In reality, the FDA strictly governs the process, ensuring food safety standards are met. The amount of chlorine used in water during carrot processing is approximately ninety percent lower than the chlorine levels commonly found in tap water. This minimal chlorine exposure is a necessary precaution to protect consumers from foodborne illnesses like E. coli and Listeria. It’s important to note that the white blush on carrots is not caused by chlorine but rather results from dehydration. Soaking carrots in water for a period can often restore their vivid orange hue.

Baby carrots have become a popular snack choice, known for their convenience and sweet flavor. But have you ever wondered about the production process behind these bite-sized delights? Let’s take a closer look at the pros and cons of how baby carrots are made.

Pros of Baby Carrot Production

Reduced Food Waste

One significant advantage of baby carrot production is its role in reducing food waste.

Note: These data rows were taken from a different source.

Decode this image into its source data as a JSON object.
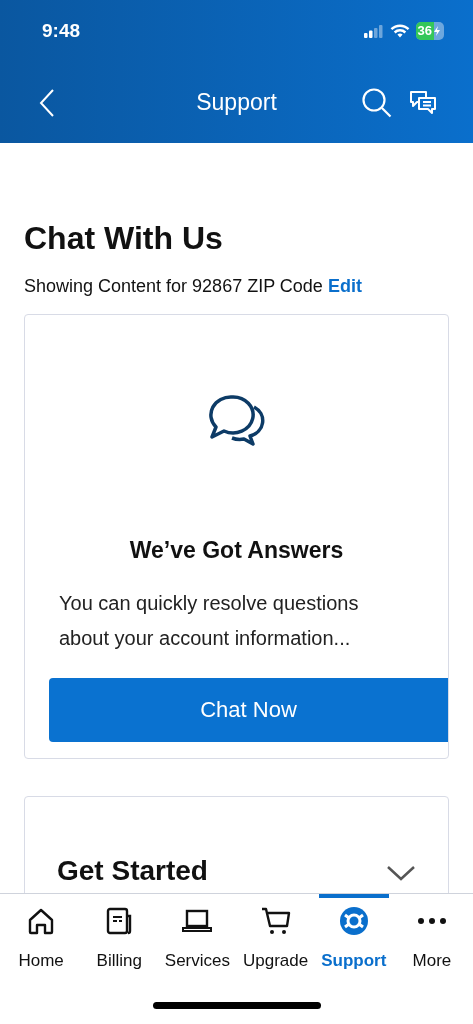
{
  "status_bar": {
    "time": "9:48",
    "battery": "36"
  },
  "header": {
    "title": "Support"
  },
  "page": {
    "title": "Chat With Us",
    "location_text": "Showing Content for 92867 ZIP Code",
    "edit_link": "Edit"
  },
  "chat_card": {
    "heading": "We’ve Got Answers",
    "body": "You can quickly resolve questions about your account information...",
    "button": "Chat Now"
  },
  "next_card": {
    "heading": "Get Started"
  },
  "tab_bar": [
    {
      "kind": "home",
      "label": "Home",
      "selected": false
    },
    {
      "kind": "billing",
      "label": "Billing",
      "selected": false
    },
    {
      "kind": "services",
      "label": "Services",
      "selected": false
    },
    {
      "kind": "upgrade",
      "label": "Upgrade",
      "selected": false
    },
    {
      "kind": "support",
      "label": "Support",
      "selected": true
    },
    {
      "kind": "more",
      "label": "More",
      "selected": false
    }
  ]
}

Carrots that don’t meet the aesthetic standards for full-size carrots, often referred to as “cull” carrots, would otherwise go to waste. Baby carrot production allows these carrots to find a purpose, minimizing crop wastage.

Convenience for Consumers

The small, uniform size of baby carrots makes them incredibly convenient for consumers. They require minimal preparation, making them an excellent choice for on-the-go snacking. This convenience factor has contributed to the popularity of baby carrots as a healthy snack option.

Increased Carrot Consumption

Baby carrots have played a role in increasing carrot consumption. Their bite-sized nature appeals to both children and adults, encouraging more people to incorporate carrots into their diet. This, in turn, contributes to improved overall nutrition.

Improved Appearance

Baby carrots are visually appealing due to their uniform size and shape. This makes them an attractive addition to salads, vegetable trays, and other dishes, enhancing the overall presentation of meals.

Enhanced Food Safety

The baby carrot production process involves cleaning and sanitizing the carrots with a minimal amount of chlorine. This step is crucial for reducing the risk of foodborne illnesses like E. coli and Listeria, enhancing the safety of the final product.

Cons of Baby Carrot Production

Loss of Nutritional Value

One drawback of baby carrots is the potential loss of nutritional value during processing. Carrots are typically peeled, and the outer layer, which contains valuable nutrients and fiber, is removed. This can result in a slightly lower nutritional content compared to full-size carrots. Visit Obsessed to find out why it’s important not to peel your vegetables.

Environmental Impact

The production of baby carrots involves various stages, from planting and harvesting to processing and packaging. Each of these stages can have environmental consequences, such as water usage, energy consumption, and greenhouse gas emissions. While steps are taken to minimize these impacts, they remain a concern.

Potential Chlorine Controversy

Baby carrots have faced controversy regarding the use of chlorine in their production. Despite the low levels used for sanitation purposes, concerns have arisen among consumers about chlorine exposure. This controversy has led to misconceptions about the safety of baby carrots.

Uniformity Over Diversity

The emphasis on uniformity in baby carrot production means that carrots that deviate from the standard size and shape may go to waste. This preference for uniformity can contribute to a lack of diversity in carrot varieties.

Deceptive Marketing

One of the cons of baby carrot production is related to marketing. Some consumers may assume that baby carrots are a distinct carrot variety, unaware that they are often regular carrots that have been processed to achieve their size and appearance. This can lead to misconceptions about the origin and nature of baby carrots.

As we peel back the layers of the baby carrot mystery, we find a tale of innovation and transformation, challenging preconceived notions about these bite-sized delights. The next time you enjoy a crisp baby carrot, you can savor the knowledge of their origin and the journey that brought them to your plate.

Danielle Rose